The Canadian Model Contributes to Fuel Poverty
The results from the Canadian climate model were used in a U.S. Global Change Research Program report provided to the US Environmental Protection Agency to justify regulating CO2. The authors of that report were told that the Canadian climate model produces only anti-information. They confirmed this fact, but published their report unchanged. The Canadian government has indicated it will follow the lead of the U.S.A. in regulating CO2 emissions.
The Canadian climate model is also used by the IPCC to justify predictions of extreme anthropogenic warming despite the fact that the model bears no resemblance to reality. As does the climate model, the IPCC ignores most natural causes of climate change and misattributes natural climate change to greenhouse gas emissions. Here is a list of 123 peer-reviewed papers published from 2008 to 2012 on the solar influence on climate that were ignored by the IPCC in the fifth assessment report.
Climate alarmism based on climate models that don’t work has so far cost the world $1.6 trillion in a misguided and ineffective effort to reduce greenhouse gas emissions. These efforts have caused electricity prices to increase dramatically in Europe causing fuel poverty and putting poor people at risk. High fuel costs and cold winter weather are blamed for 30,000 excess deaths in Britain last year. Europe’s energy costs have increased by 17% for consumers and 21% for industry in the last four years. The Canadian climate model failures has contributed to this misery.

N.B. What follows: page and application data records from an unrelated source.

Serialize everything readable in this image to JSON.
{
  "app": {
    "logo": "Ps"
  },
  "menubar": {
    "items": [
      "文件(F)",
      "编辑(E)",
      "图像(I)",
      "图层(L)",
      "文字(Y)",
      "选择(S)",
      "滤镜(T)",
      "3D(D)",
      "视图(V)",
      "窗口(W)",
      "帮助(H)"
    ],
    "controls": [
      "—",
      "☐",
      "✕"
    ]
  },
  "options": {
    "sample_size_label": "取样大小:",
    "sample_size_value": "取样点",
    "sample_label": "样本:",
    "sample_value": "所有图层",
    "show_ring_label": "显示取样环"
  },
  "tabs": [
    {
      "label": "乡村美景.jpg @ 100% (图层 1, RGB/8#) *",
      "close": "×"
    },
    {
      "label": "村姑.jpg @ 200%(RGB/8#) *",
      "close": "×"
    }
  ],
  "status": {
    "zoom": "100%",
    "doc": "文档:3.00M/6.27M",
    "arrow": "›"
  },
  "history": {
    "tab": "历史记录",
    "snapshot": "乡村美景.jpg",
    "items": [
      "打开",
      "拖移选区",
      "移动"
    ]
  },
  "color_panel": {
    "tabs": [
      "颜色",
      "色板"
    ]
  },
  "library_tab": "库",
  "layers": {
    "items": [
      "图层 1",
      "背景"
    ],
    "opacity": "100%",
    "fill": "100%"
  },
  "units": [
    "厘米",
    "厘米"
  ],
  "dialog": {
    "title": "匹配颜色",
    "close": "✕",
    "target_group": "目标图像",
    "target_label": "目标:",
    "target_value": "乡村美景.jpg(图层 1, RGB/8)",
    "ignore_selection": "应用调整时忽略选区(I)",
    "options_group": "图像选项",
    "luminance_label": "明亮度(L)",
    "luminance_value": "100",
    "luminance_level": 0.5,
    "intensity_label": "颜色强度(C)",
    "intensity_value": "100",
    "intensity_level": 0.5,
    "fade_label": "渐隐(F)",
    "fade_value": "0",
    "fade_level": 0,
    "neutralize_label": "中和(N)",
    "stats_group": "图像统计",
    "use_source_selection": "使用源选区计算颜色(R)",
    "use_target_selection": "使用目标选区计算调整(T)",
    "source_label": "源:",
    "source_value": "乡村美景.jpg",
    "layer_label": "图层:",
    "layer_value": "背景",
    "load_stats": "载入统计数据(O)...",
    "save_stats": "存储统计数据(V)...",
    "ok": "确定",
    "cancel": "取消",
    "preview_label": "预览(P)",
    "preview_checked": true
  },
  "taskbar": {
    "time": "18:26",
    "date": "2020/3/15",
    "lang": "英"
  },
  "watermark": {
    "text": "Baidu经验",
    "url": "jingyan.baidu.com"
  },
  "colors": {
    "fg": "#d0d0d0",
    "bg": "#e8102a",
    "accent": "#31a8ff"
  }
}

Canadian politicians and taxpayers need to ask why we continue to fund climate models that can’t replicate the historical record and produce no useful information.

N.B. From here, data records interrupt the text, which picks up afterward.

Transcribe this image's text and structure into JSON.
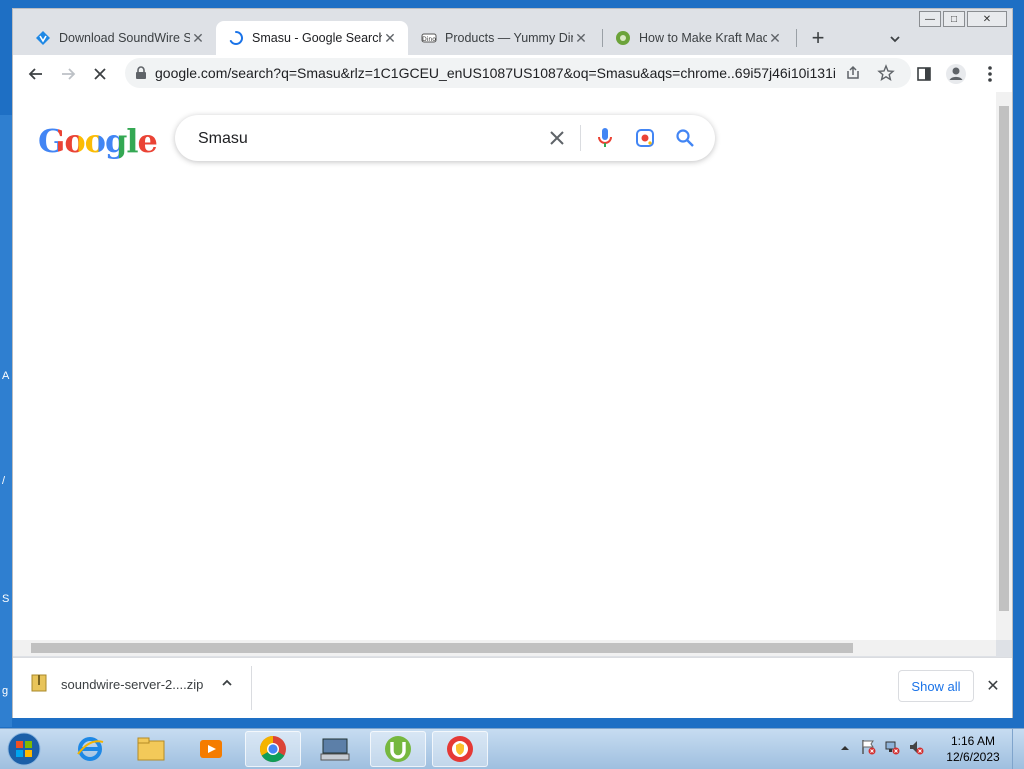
{
  "browser": {
    "tabs": [
      {
        "title": "Download SoundWire Se",
        "icon": "soundwire-icon",
        "active": false
      },
      {
        "title": "Smasu - Google Search",
        "icon": "loading-spinner-icon",
        "active": true
      },
      {
        "title": "Products — Yummy Din",
        "icon": "dino-icon",
        "active": false
      },
      {
        "title": "How to Make Kraft Mac",
        "icon": "recipe-site-icon",
        "active": false
      }
    ],
    "url": "google.com/search?q=Smasu&rlz=1C1GCEU_enUS1087US1087&oq=Smasu&aqs=chrome..69i57j46i10i131i...",
    "new_tab_symbol": "+",
    "window_controls": {
      "minimize": "—",
      "maximize": "□",
      "close": "✕"
    }
  },
  "page": {
    "logo_text": "Google",
    "search_value": "Smasu"
  },
  "download_bar": {
    "filename": "soundwire-server-2....zip",
    "show_all_label": "Show all"
  },
  "desktop": {
    "edge_letters": [
      "A",
      "/",
      "S",
      "g"
    ]
  },
  "taskbar": {
    "time": "1:16 AM",
    "date": "12/6/2023",
    "apps": [
      "ie-icon",
      "file-explorer-icon",
      "media-player-icon",
      "chrome-icon",
      "keyboard-app-icon",
      "utorrent-icon",
      "vpn-shield-icon"
    ]
  },
  "colors": {
    "accent": "#1a73e8",
    "tab_strip": "#dee1e6",
    "desktop": "#1e6fc4"
  }
}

Ken Gregory, P.Eng.
Ten years of providing independent
climate science information
1. The Canadian Earth System Model CanESM2 combines the CanCM4 model and the Canadian Terrestrial Ecosystem Model which models the land-atmosphere carbon exchange. Table 9.5 of the IPCC Fifth Assessment Report Climate Change 2013 shows that the CanESM2 transient climate sensitivity is 2.4 °C (for double CO2). The 30 model mean transient climate sensitivity 90% certainty range is 1.2 °C to 2.4 °C.
2. The Canadian climate model CanESM monthly data was obtained from the KNMI Climate Explorer here. The satellite data was obtained from the University of Alabama in Huntsville here (LT) and here (MT), and from Remote Sensing Systems here (LT) and here (MT). The radiosonde weather balloon data was obtained from the NOAA Earth System Research Laboratory here. The global surface data is from the HadCRUT4 dataset prepared by the U.K. Met Office Hadley Centre and the Climate Research Unit of the University of East Anglia, here. The HadCRUT4 tropical data (20 N to 20 S) was obtained from KNMI Climate Explorer. An Excel spreadsheet containing all the data, calculations and graphs is here.

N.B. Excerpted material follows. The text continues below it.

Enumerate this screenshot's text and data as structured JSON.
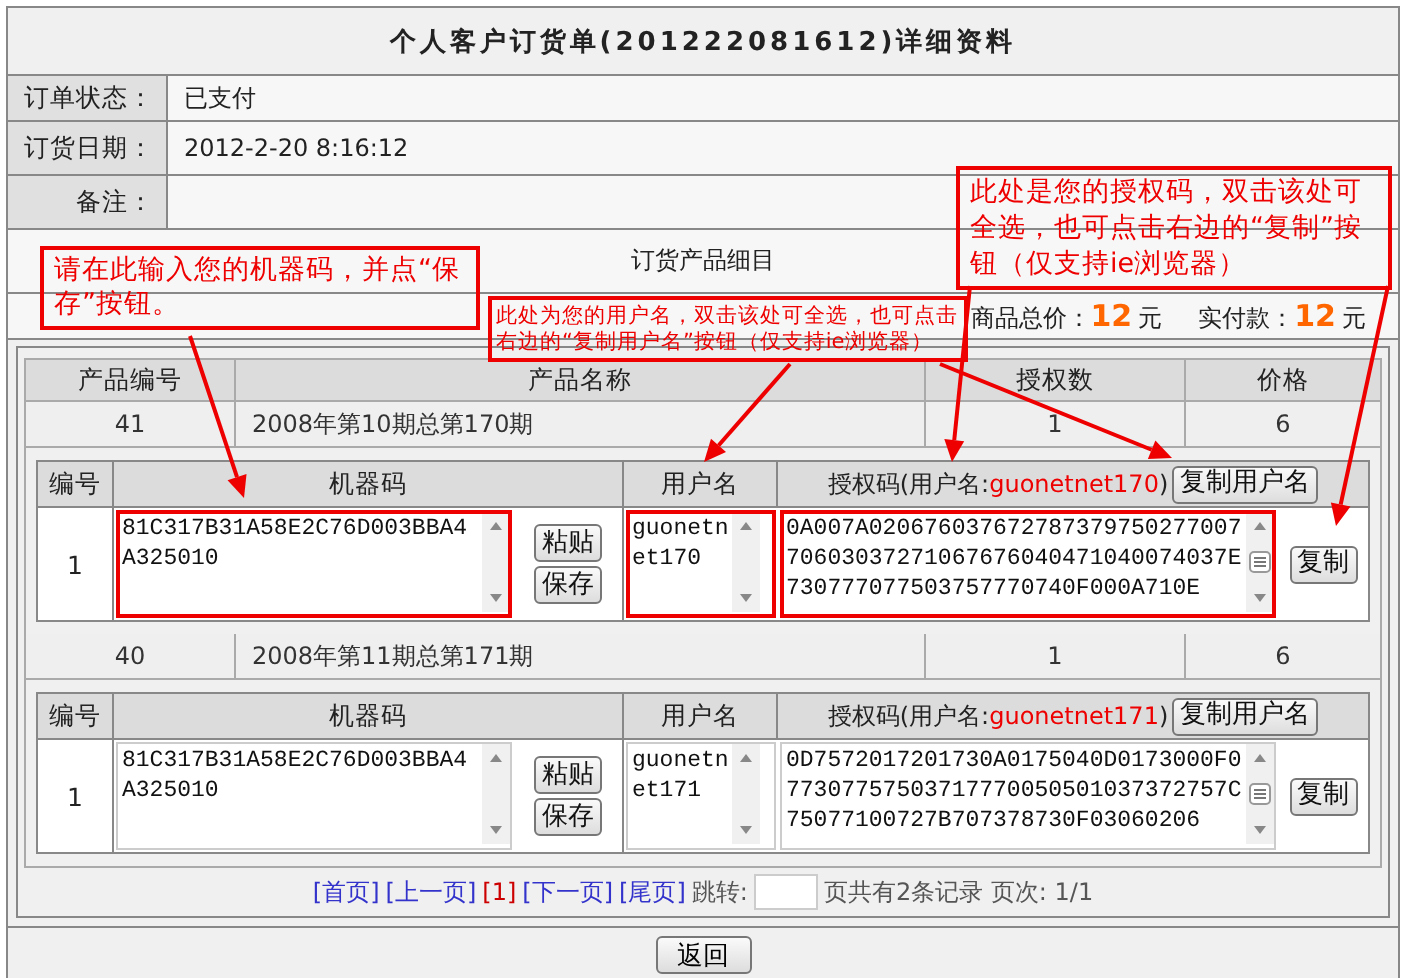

3. The average global weather balloon trends of all pressure levels from 1000 mbar to 300 mbar weighted by the LT satellite temperature weighting functions is only 3% greater than the balloon trend at 1000 mbar, confirming that the LT satellite trends is representative of the near-surface temperature trend. The weighted average tropical weather balloon trends are 3% greater than the average of the 1000 mbar balloon trend and the surface station trend. The temperature weighting functions for land and oceans were obtained from the Remote Sensing Systems website. The average global and tropical balloon trends of all pressure levels weighted by the mid-troposphere (MT) satellite temperature weighting functions are 13% and 4% greater than the balloon trends at 400 mbar. If the MT satellite trends were adjusted by these factors to correspond to the 400 mbar pressure level, the global and tropical satellite trend adjustments would be -0.017 °C/decade and -0.004 °C/decade, respectively. Since the MT satellite trends are already less than the 400 mbar balloon trends, no adjustments were applied.
PDF version of this article is here